Each line of the data holding "position" should be found and copied.

* DATA FOR THE TASK:
=== Section Start ===

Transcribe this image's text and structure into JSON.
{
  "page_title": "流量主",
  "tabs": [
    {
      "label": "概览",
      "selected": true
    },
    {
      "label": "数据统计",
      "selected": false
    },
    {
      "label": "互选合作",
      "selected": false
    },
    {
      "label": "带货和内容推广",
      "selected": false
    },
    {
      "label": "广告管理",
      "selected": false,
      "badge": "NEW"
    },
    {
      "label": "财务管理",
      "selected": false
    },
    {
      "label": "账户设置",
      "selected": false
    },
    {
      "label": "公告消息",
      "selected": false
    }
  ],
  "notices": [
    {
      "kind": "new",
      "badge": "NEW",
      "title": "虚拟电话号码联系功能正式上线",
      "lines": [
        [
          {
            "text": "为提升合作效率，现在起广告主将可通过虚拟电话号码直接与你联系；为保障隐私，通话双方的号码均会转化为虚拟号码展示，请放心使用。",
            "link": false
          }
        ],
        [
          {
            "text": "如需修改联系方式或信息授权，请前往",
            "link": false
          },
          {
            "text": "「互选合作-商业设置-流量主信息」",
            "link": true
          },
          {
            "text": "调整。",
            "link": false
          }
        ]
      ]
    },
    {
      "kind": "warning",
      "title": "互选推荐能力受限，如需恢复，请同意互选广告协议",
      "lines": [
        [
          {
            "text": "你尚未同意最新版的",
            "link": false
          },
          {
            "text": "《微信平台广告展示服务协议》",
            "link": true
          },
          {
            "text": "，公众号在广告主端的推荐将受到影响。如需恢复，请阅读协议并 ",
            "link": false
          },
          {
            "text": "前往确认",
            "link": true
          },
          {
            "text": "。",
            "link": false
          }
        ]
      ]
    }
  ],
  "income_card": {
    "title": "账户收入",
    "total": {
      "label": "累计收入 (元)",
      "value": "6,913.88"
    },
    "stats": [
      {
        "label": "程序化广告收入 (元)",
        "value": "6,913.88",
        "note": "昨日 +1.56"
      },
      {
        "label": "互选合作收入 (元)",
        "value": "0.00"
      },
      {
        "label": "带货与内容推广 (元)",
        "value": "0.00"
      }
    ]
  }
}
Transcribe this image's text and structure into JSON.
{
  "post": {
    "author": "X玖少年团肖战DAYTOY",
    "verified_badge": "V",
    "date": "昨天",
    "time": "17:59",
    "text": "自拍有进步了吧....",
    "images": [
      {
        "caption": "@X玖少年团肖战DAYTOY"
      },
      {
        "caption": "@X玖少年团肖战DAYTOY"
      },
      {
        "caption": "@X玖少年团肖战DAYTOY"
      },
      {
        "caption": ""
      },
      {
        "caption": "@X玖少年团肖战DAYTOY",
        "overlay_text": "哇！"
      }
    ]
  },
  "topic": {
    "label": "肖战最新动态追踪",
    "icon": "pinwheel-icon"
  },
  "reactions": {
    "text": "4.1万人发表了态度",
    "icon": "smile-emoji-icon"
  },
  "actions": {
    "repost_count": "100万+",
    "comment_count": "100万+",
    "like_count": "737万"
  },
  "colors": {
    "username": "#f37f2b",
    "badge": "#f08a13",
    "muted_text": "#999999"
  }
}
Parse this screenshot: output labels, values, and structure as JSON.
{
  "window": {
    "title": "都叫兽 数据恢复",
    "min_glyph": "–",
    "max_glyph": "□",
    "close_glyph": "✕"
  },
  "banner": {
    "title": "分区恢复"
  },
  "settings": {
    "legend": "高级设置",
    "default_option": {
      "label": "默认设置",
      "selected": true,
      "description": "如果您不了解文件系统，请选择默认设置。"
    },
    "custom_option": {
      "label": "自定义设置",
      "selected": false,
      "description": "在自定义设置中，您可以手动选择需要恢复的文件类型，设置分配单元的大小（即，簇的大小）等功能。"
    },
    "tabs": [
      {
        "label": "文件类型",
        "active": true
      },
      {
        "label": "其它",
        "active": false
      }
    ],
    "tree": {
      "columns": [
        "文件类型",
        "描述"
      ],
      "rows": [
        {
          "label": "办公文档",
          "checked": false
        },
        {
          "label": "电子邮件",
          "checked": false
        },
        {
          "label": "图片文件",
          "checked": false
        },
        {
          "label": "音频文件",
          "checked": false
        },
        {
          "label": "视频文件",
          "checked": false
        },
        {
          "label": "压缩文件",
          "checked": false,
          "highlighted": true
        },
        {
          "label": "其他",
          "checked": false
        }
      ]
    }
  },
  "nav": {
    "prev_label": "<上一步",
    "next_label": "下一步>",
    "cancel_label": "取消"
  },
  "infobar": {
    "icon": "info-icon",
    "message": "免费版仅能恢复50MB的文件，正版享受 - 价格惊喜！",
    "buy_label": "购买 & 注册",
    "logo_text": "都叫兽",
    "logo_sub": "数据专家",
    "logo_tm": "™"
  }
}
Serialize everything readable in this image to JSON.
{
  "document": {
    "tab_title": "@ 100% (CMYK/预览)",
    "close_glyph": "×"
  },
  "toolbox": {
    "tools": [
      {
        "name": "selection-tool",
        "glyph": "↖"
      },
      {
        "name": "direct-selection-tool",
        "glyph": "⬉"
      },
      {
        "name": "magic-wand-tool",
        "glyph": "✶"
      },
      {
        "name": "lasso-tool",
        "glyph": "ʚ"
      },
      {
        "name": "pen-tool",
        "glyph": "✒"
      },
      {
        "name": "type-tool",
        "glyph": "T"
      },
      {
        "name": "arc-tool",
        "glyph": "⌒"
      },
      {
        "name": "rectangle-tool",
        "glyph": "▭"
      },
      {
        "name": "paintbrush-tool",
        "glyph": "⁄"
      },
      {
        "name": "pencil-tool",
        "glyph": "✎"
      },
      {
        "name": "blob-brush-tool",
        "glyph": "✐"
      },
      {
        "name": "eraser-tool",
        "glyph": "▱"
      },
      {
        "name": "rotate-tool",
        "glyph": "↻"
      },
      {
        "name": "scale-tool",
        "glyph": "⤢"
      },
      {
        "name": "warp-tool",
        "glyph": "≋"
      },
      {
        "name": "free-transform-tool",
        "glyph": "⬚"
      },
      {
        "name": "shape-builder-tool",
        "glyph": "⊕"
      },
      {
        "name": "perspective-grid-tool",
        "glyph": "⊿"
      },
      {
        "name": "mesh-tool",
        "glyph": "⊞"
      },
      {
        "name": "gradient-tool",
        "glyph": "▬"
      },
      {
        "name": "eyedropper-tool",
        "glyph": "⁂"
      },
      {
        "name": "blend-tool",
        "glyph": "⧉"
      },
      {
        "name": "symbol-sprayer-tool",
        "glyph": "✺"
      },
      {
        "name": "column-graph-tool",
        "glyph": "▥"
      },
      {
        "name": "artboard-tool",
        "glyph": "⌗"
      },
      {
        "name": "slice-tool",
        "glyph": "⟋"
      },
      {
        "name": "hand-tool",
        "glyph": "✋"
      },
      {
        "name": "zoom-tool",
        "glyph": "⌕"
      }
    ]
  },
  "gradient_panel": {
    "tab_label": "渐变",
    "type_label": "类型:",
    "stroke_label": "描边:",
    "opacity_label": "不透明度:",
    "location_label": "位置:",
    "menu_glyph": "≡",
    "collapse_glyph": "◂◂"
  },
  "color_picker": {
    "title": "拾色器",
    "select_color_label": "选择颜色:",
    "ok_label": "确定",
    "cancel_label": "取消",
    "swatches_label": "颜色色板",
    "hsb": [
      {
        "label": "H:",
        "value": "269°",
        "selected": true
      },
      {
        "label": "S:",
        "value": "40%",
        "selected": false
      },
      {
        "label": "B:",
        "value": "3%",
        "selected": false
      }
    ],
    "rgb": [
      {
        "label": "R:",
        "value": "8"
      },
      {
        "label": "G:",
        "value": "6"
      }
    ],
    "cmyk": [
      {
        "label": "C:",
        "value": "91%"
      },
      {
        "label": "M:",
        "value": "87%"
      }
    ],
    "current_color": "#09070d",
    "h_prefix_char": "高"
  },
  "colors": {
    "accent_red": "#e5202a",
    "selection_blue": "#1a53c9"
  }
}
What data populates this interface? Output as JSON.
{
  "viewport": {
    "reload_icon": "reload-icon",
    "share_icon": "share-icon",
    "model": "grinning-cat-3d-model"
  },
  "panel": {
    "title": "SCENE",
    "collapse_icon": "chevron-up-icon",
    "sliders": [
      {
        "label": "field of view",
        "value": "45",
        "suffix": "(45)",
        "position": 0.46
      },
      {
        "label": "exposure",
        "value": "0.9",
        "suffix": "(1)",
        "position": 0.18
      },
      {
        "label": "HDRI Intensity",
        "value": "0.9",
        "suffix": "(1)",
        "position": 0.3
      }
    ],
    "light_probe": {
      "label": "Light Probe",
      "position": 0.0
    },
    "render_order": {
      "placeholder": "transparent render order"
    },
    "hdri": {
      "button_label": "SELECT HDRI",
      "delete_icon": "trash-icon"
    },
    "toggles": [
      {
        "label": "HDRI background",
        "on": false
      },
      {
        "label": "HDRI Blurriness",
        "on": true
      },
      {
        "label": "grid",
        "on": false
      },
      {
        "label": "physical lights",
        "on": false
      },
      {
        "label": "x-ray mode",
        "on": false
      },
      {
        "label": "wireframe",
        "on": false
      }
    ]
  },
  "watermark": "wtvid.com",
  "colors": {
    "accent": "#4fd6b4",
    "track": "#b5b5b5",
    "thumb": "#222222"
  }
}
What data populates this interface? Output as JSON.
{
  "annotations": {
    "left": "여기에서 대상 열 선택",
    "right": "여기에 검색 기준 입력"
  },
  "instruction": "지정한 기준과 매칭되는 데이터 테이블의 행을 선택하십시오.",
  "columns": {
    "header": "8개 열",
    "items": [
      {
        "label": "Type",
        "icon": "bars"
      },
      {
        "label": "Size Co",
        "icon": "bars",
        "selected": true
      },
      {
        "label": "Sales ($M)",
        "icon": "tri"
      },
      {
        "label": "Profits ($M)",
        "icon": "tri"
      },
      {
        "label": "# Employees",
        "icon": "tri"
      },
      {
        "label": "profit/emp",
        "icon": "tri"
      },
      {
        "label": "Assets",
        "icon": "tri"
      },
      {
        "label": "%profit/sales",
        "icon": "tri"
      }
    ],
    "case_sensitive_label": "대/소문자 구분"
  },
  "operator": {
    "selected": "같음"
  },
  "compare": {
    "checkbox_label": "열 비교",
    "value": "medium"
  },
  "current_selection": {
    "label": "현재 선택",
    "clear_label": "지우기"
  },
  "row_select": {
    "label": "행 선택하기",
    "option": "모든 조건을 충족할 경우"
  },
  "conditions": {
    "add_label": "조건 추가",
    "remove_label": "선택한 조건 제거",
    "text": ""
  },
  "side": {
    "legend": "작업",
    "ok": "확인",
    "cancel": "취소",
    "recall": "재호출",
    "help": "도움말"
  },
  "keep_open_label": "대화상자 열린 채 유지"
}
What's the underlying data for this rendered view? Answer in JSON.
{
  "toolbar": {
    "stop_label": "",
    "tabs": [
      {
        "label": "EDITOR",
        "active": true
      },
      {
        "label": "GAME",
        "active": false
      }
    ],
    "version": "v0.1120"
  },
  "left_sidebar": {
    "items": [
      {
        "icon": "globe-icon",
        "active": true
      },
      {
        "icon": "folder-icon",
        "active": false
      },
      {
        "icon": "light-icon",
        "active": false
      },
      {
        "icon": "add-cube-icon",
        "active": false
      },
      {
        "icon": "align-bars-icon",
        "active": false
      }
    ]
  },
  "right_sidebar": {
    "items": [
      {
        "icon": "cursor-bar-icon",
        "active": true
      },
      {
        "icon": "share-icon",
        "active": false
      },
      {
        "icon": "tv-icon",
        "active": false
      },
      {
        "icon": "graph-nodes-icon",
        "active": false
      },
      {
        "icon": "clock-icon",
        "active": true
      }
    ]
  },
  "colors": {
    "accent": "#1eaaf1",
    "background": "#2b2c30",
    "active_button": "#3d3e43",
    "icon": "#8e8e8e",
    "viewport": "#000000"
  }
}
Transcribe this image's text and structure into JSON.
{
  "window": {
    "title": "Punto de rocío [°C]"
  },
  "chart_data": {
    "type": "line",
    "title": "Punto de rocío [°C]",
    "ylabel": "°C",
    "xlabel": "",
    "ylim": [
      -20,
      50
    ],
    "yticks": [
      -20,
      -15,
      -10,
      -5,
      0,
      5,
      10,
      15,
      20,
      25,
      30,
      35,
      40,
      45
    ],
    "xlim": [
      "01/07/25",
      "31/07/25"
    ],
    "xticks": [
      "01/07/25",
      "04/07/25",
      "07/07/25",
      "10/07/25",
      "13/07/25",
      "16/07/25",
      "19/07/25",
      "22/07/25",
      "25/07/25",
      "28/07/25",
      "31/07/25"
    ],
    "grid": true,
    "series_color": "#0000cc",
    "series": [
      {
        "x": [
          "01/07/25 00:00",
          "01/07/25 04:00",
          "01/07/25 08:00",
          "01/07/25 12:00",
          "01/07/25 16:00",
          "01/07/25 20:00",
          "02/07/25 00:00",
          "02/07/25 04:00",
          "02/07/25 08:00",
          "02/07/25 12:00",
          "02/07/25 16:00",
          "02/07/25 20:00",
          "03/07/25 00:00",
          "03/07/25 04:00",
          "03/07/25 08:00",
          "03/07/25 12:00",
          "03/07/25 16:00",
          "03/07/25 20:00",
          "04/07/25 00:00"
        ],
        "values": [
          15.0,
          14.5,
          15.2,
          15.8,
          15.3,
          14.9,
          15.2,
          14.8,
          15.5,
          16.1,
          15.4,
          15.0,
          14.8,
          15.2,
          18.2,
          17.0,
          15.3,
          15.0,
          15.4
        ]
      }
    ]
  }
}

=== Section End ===

* RESPONSE BELOW:
        "position": 0.46
        "position": 0.18
        "position": 0.3
      "position": 0.0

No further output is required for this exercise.